Visual Studio and Python

While Idle is good enough to get you started with Python, if you are going beyond the basic scripting having a full IDE is more productive. There are lots of IDE’s available that support Python and it can often be a matter of personal taste but an old timer, Visual Studio, has recently become Python friendly.

While there has been a cut down version of Visual Studio packaged with the express versions for some time, Microsoft released a Community edition starting with Visual Studio 2013. This is the fully professional version aimed at open source projects, academic research, training, education and small professional teams. There is now a Visual Studio 2015 Community edition available for those wanting the latest and greatest.

The Python Tools for VS (v2.1 for 2013 and v2.2 for 2015) have also matured to the point where Python finally feels like a first class citizen in VS. This gives you code complete, ability to select the version of Python to run against (if you have more than one version of Python installed) and all the other features you expect from VS.

Python Tools installs direct from within VS with 2015 so no more hunting around the web for the right version.

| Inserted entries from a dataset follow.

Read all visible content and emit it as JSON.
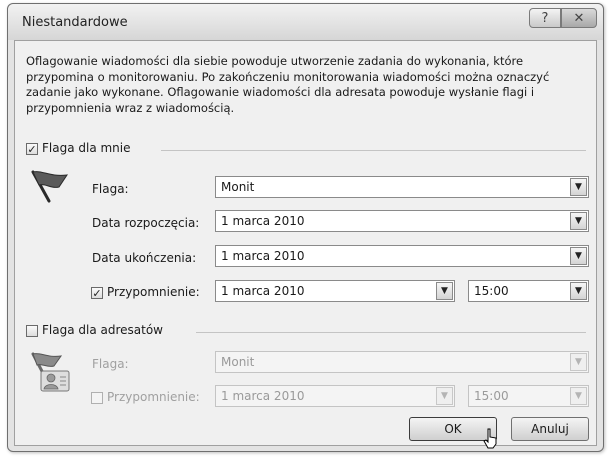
{
  "window": {
    "title": "Niestandardowe",
    "help_label": "?",
    "close_label": "✕"
  },
  "description": "Oflagowanie wiadomości dla siebie powoduje utworzenie zadania do wykonania, które przypomina o monitorowaniu. Po zakończeniu monitorowania wiadomości można oznaczyć zadanie jako wykonane. Oflagowanie wiadomości dla adresata powoduje wysłanie flagi i przypomnienia wraz z wiadomością.",
  "flag_for_me": {
    "checkbox_label": "Flaga dla mnie",
    "checked": true,
    "flag_label": "Flaga:",
    "flag_value": "Monit",
    "start_label": "Data rozpoczęcia:",
    "start_value": "1 marca 2010",
    "due_label": "Data ukończenia:",
    "due_value": "1 marca 2010",
    "reminder_label": "Przypomnienie:",
    "reminder_checked": true,
    "reminder_date": "1 marca 2010",
    "reminder_time": "15:00"
  },
  "flag_for_recipients": {
    "checkbox_label": "Flaga dla adresatów",
    "checked": false,
    "flag_label": "Flaga:",
    "flag_value": "Monit",
    "reminder_label": "Przypomnienie:",
    "reminder_checked": false,
    "reminder_date": "1 marca 2010",
    "reminder_time": "15:00"
  },
  "buttons": {
    "ok": "OK",
    "cancel": "Anuluj"
  },
  "glyphs": {
    "check": "✓",
    "dropdown": "▼"
  }
}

It comes with some templates to get you up and running (for Bottle, Django and Flask) and also support ironPython.

Where VS really comes into its own is when you are writing in more than one language. I only stumbled across the community edition because I was doing web work. VS supports JavaScript natively and can markup HTML and CSS. Then let you see the results in the browser of your choice using the internal web server in VS. Put all this together and you can write and debug the back end server in Python, modules in C and the client side in HTML, CSS and JavaScript all from with Visual Studio. The code complete alone should justify the hour to two spent learning to use VS.

If you are compiling C modules for Python, note that Python 3.5 was built with Visual Studio 2015, so the community edition gives you everything you need to compile to to embed Python in your C/C++ programs.

For those who are signed up to the Microsoft Virtual Academy, look of for a Python and Django jump start course. Also you can download from Microsoft a Windows 10 VM pre-installed with all the Visual Studio and related SDKs.

Setting up Buildbot

Buildbot is a  continuous integration / delivery server along the same lines as Jenkins / Hudson and Teamcity but without some of the polish of the other servers. It’s advantage is it written in Python and can be easily extended to more complex environments.

The problem with Buildbot is its dependencies as it compiles some of the sources; just running pip install will often fail. First you need to make sure the gcc development tools and associated software is installed on the server.

On the Red Hat family (CentOs, Amazon Linux) this can be achieved with the following commands

sudo yum group install "Development Tools"
sudo yum install python-devel

On the Debian family (Ubuntu) you can use the following

sudo apt-get install build-essential

The proceed to install the buildbot with pip

pip install buildbot

Once installed you need to set up a working directory and start buildbot

mkdir -p /tmp/buildbot
cd /tmp/buildbot
buildbot create-master
cp master.cfg.sample master.cfg
buildbot start

You should now be able to access the website on http://localhost:8010/ – you may need to configure the firewall to allow access from other machines.

Despite the suffix, master.cfg is just a python file that controls the build process. A fairly good overview of this file and the whole Buildbot philosophy can be found in this short tutorial.